That being said, it doesn’t make you any less nervous. The adoption panel is a big step in the adoption process, and a tangible stride toward your goal.
Each case is different, so I cannot state what will happen at your panel hearing. Hopefully, however, this post will enable you to form an impression of what your own adoption panel will be like, and anticipate the questions that may be asked of you.
Who is on the adoption panel?
Typically, the panel will be made up of between 8 and 12 members, all from various roles and backgrounds related to the adoption process. For example, social workers, adopters or adoptees, council workers, local authority figure heads, and a medical officer.
What is the role of the adoption panel?
The adoption panel members are there to recommend an outcome; they do not have the power to sanction the final approval. That power instead, rests with the head of children’s services at the Local Authority. Whilst the decision maker will usually follow the recommendation of the panel, they can choose not to. This however, is very rare.
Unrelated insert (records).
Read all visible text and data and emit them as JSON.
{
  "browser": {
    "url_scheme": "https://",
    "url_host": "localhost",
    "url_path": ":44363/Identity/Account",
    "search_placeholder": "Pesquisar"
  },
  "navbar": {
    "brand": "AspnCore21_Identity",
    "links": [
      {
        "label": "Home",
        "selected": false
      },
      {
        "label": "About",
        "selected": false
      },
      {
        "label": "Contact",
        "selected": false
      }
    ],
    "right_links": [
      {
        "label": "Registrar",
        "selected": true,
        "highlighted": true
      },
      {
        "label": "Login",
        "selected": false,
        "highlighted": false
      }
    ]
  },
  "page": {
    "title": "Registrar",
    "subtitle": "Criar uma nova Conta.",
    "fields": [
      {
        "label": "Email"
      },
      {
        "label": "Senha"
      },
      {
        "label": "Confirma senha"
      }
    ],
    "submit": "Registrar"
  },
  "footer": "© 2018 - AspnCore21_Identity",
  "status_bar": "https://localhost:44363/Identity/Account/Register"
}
What happens at adoption panel?
The panel usually meet on a certain day of the week, or every two weeks. Throughout the day they will oversee several panel hearings.
Prior to arriving you will be given a time slot. Our panel was running quite late, so be prepared to wait.
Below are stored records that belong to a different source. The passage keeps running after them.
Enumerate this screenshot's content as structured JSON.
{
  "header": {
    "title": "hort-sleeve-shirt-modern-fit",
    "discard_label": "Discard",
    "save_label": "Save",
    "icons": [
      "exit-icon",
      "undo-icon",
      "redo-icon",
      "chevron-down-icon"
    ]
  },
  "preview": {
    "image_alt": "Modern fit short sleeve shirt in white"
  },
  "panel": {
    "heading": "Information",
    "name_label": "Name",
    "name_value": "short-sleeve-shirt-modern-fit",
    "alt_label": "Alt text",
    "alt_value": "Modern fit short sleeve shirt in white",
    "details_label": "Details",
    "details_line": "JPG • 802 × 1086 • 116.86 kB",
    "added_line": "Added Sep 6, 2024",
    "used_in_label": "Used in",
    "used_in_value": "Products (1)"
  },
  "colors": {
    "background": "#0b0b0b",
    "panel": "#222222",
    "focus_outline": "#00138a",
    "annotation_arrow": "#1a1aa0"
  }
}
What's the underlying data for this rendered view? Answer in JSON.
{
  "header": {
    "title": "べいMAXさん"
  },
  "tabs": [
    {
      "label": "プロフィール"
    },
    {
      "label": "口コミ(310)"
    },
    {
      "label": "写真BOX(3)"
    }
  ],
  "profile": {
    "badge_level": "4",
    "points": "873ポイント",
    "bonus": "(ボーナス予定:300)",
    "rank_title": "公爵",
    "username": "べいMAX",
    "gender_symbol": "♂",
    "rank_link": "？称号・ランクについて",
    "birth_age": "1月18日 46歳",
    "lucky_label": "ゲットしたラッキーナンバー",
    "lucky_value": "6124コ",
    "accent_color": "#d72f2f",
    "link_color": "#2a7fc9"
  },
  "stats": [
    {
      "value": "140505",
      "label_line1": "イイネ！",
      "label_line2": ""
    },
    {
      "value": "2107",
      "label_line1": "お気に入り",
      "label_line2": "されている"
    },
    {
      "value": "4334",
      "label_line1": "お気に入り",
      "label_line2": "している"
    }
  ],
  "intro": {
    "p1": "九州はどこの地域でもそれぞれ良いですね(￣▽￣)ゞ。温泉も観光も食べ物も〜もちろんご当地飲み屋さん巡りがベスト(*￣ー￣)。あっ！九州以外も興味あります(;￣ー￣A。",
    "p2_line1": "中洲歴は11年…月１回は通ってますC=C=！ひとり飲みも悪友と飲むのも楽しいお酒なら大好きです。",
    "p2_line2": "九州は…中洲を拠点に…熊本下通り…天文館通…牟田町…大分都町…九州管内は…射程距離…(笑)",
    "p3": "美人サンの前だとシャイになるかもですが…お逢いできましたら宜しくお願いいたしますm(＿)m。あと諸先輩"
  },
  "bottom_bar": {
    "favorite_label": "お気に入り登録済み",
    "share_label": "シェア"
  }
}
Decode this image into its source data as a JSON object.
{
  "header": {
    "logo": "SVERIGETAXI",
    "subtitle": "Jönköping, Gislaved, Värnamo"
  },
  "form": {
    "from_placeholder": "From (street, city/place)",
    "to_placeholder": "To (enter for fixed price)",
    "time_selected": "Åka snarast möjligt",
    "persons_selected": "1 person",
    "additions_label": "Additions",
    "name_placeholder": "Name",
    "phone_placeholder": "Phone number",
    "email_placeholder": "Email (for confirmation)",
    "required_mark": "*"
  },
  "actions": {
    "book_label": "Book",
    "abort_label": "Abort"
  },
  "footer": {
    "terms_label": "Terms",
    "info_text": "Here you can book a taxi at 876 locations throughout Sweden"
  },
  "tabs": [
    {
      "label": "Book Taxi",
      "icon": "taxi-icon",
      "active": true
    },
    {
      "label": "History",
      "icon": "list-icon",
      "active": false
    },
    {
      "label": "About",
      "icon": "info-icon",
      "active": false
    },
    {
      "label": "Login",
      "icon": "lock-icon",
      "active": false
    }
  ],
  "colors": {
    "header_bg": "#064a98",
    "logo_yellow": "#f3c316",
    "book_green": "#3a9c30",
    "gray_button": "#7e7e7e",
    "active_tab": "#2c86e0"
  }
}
It is likely you will be invited to a waiting room, and your social worker will also be there, so you will have an opportunity to discuss any concerns with them.
Before you are invited into panel, your social worker will be asked to go in, and the panel will briefly discuss your home study with them.
The length of this section is likely to depend on the complexities of your home study. If there were a number of intricate points that were discussed during your home study, it could be that this meeting will last a little longer. For example if your family tree is large and complicated – it may have been that the social worker spent some time going over this with you. Or, if you have suffered from a serious illness, and this was explored, it may be that this is discussed at panel with your social worker as well.
Rest assured that these discussion points should not be cause for concern. If you are at panel, then your social worker will have the confidence that you will be approved, and so they will be well prepared in answering any question the adoption panel have.
Once your social worker has completed their bit, they will either be asked to leave briefly, before you are invited in, or you will be invited to join straight away.
You will be introduced to each member of the panel, and they will explain that they want to ask questions.
What questions will the adoption panel ask?
Panel are likely to ask about three or four questions. They are not designed to catch you out; they really just want to hear the answers from the horse’s mouth.
Again, I cannot tell you what questions will be asked of you, but you can anticipate what they might be.
Following what I mentioned above, the questions are likely to be based around certain areas of your home study, and your specific situation.
For our adoption panel, for example, we were asked about me as the primary carer, being the stay at home dad, and what I had done to prepare. Another question was about how my wife would feel with not being the primary carer. The third question was about some of our family, as that was quite pertinent to our home study.
If you are concerned, ask your social worker – as they will be well versed on what to expect.
Whatever is asked of you though, be honest. They are not trick questions, and there will not be right or wrong answers.
When do we know if we have been approved?
It used to be that you would have to wait something like two or three working days, but now the panel decision is instant.
After you have been asked to leave the session, you will be advised to wait whilst panel discuss your case. We were waiting for around 10 minutes before the panel chairman came out and talked to us.
Overall the process may take about an hour, longer if there are delays, and it may depend on what needs to be discussed. The adoption panel should be sympathetic to your situation, and not drag out the process any more than they need to.
If you would like to read more about our adoption panel, please click here.
For a list of free downloadable process maps of the UK adoption process, please visit my free downloads page.